In late 2015, Liberia was declared Ebola-free. On the frontline of the fight against the disease was Cyvette Gibson, the Mayor of Paynesville, Liberia’s largest district.
Gibson (pictured right) personifies style and confidence, accompanied by a warm, infectious smile.
FORBES WOMAN AFRICA caught up with her in Johannesburg, South Africa, on the sidelines of the 2015 Africities Summit.
For the last three years, Gibson has served as the Mayor of Paynesville, a city with a population of 400,000. The Ebola outbreak was the toughest test she has yet faced. The virus killed more than 11,000 in West Africa, with around 4,800 of those from Liberia.
“It felt like an enemy had sort of descended upon us in the middle of the night. We didn’t even know what this enemy was, all we knew was that it was wiping people out,” says Gibson.
“The most painful thing was watching my citizens die and being unable to assist initially and eventually figuring out that a simple thing such as a touch – which is something all human beings do, no matter what culture, to console someone when they’re ill – we could no longer do.”
When the outbreak was at its peak, Gibson faced the problem head on and started by cleaning the streets.

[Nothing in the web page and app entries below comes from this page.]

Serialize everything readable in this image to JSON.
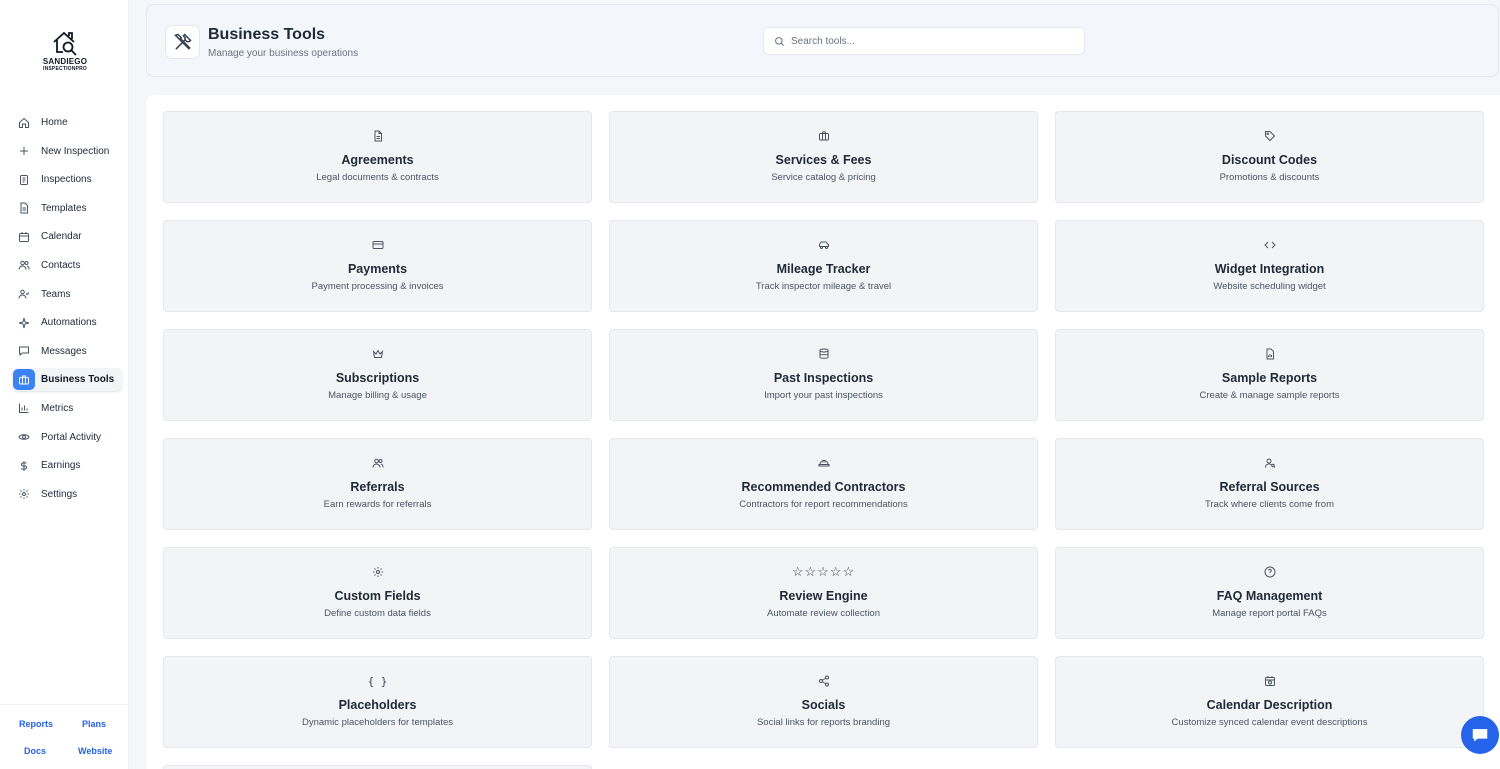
{
  "brand": {
    "line1": "SANDIEGO",
    "line2": "INSPECTIONPRO"
  },
  "colors": {
    "accent": "#3b82f6",
    "link": "#2563eb",
    "card_bg": "#f3f4f6"
  },
  "sidebar": {
    "items": [
      {
        "label": "Home",
        "icon": "home-icon"
      },
      {
        "label": "New Inspection",
        "icon": "plus-icon"
      },
      {
        "label": "Inspections",
        "icon": "clipboard-icon"
      },
      {
        "label": "Templates",
        "icon": "document-icon"
      },
      {
        "label": "Calendar",
        "icon": "calendar-icon"
      },
      {
        "label": "Contacts",
        "icon": "users-icon"
      },
      {
        "label": "Teams",
        "icon": "user-check-icon"
      },
      {
        "label": "Automations",
        "icon": "sparkle-icon"
      },
      {
        "label": "Messages",
        "icon": "message-icon"
      },
      {
        "label": "Business Tools",
        "icon": "briefcase-icon",
        "active": true
      },
      {
        "label": "Metrics",
        "icon": "bar-chart-icon"
      },
      {
        "label": "Portal Activity",
        "icon": "eye-icon"
      },
      {
        "label": "Earnings",
        "icon": "dollar-icon"
      },
      {
        "label": "Settings",
        "icon": "gear-icon"
      }
    ],
    "footer": {
      "reports": "Reports",
      "plans": "Plans",
      "docs": "Docs",
      "website": "Website"
    }
  },
  "header": {
    "icon": "tools-icon",
    "title": "Business Tools",
    "subtitle": "Manage your business operations",
    "search_placeholder": "Search tools..."
  },
  "tools": [
    {
      "title": "Agreements",
      "desc": "Legal documents & contracts",
      "icon": "file-text-icon"
    },
    {
      "title": "Services & Fees",
      "desc": "Service catalog & pricing",
      "icon": "briefcase-icon"
    },
    {
      "title": "Discount Codes",
      "desc": "Promotions & discounts",
      "icon": "tag-icon"
    },
    {
      "title": "Payments",
      "desc": "Payment processing & invoices",
      "icon": "credit-card-icon"
    },
    {
      "title": "Mileage Tracker",
      "desc": "Track inspector mileage & travel",
      "icon": "car-icon"
    },
    {
      "title": "Widget Integration",
      "desc": "Website scheduling widget",
      "icon": "code-icon"
    },
    {
      "title": "Subscriptions",
      "desc": "Manage billing & usage",
      "icon": "crown-icon"
    },
    {
      "title": "Past Inspections",
      "desc": "Import your past inspections",
      "icon": "database-icon"
    },
    {
      "title": "Sample Reports",
      "desc": "Create & manage sample reports",
      "icon": "file-chart-icon"
    },
    {
      "title": "Referrals",
      "desc": "Earn rewards for referrals",
      "icon": "users-icon"
    },
    {
      "title": "Recommended Contractors",
      "desc": "Contractors for report recommendations",
      "icon": "hard-hat-icon"
    },
    {
      "title": "Referral Sources",
      "desc": "Track where clients come from",
      "icon": "user-search-icon"
    },
    {
      "title": "Custom Fields",
      "desc": "Define custom data fields",
      "icon": "gear-icon"
    },
    {
      "title": "Review Engine",
      "desc": "Automate review collection",
      "icon": "five-stars-icon"
    },
    {
      "title": "FAQ Management",
      "desc": "Manage report portal FAQs",
      "icon": "help-circle-icon"
    },
    {
      "title": "Placeholders",
      "desc": "Dynamic placeholders for templates",
      "icon": "braces-icon"
    },
    {
      "title": "Socials",
      "desc": "Social links for reports branding",
      "icon": "share-icon"
    },
    {
      "title": "Calendar Description",
      "desc": "Customize synced calendar event descriptions",
      "icon": "calendar-clock-icon"
    }
  ],
  "chat": {
    "icon": "chat-icon"
  }
}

She enlisted the help of everyone she could find. Everyone, even the homeless and drug addicts, who had helped to rid her town of litter.
Gibson deployed block leaders to educate people, monitor their behavior and trace potential Ebola victims before the disease spread further. In addition, there were posters on every street corner showing the dangers and symptoms of Ebola. Radio jingles, television commercials and community vehicles blared with information 24 hours a day, throughout the city.
Ebola was a fight Gibson fought until the very end.
Outside of every public building in her city are washing stations; it is compulsory to wash your hands thoroughly with chlorinated or soapy water before entering.
Gibson’s sanitizing campaign ensured community leaders were around to supply information and medical services to locals, while monitoring signs of the virus spreading.
“Community leaders had a constant engagement with the people, every morning they would go house-to-house, check people’s temperatures, make sure all the names are on the list, their ages and check for unfamiliar people walking about the areas,” says Gibson.
“The power was within the community.”
Part of Ebola’s danger was that it could be contracted with just one touch, as a result many families lost their breadwinners.
In some instances, according to Gibson, a mother would have to sit in a room and watch her child die without being able to touch the child for fear of contracting the disease.
“Our healthcare workers were dying like flies. We already lacked doctors and nurses and we were just losing more. It was a very difficult time but we had to put our boots on and get onto the streets.”
Despite being the most difficult period in her career, Gibson believes it made her stronger.
Alongside her on the frontline in the war were many international organizations who helped with medical supplies, awareness campaigns and funding.
“We are also very thankful to our families and friends in organizations in the diaspora for their support and solidarity during this time. If it hadn’t been for them, we would not have reached where we are today.”
Gibson is the youngest mayor to serve in Liberia. When not buried by paperwork in her office, you’ll find her on the streets engaging with the community. She believes in leading by example and says that constantly engaging with her citizens builds a strong and united community.
“If I expect people to do something, I must exemplify it and exhibit the same behavior. Also, as a leader, I truly believe one must be humble, especially when you are serving the people,” she says.
Going forward, Gibson has formed partnerships with organizations around Liberia which will continue to assist in building a stable healthcare system. With donations from abroad, she has managed to increase capacity within community clinics and has trained more nurses and doctors.
“I can say now we can respond timeously to anything, even if we have an outbreak, we are able to deal with it by containing it as we already know the signs and symptoms. We still have a long way to go but we are headed in the right direction,” she says.
Gibson also plans to support neighboring countries still recovering from the disease.
With Gibson leading the charge, even Ebola didn’t stand a chance.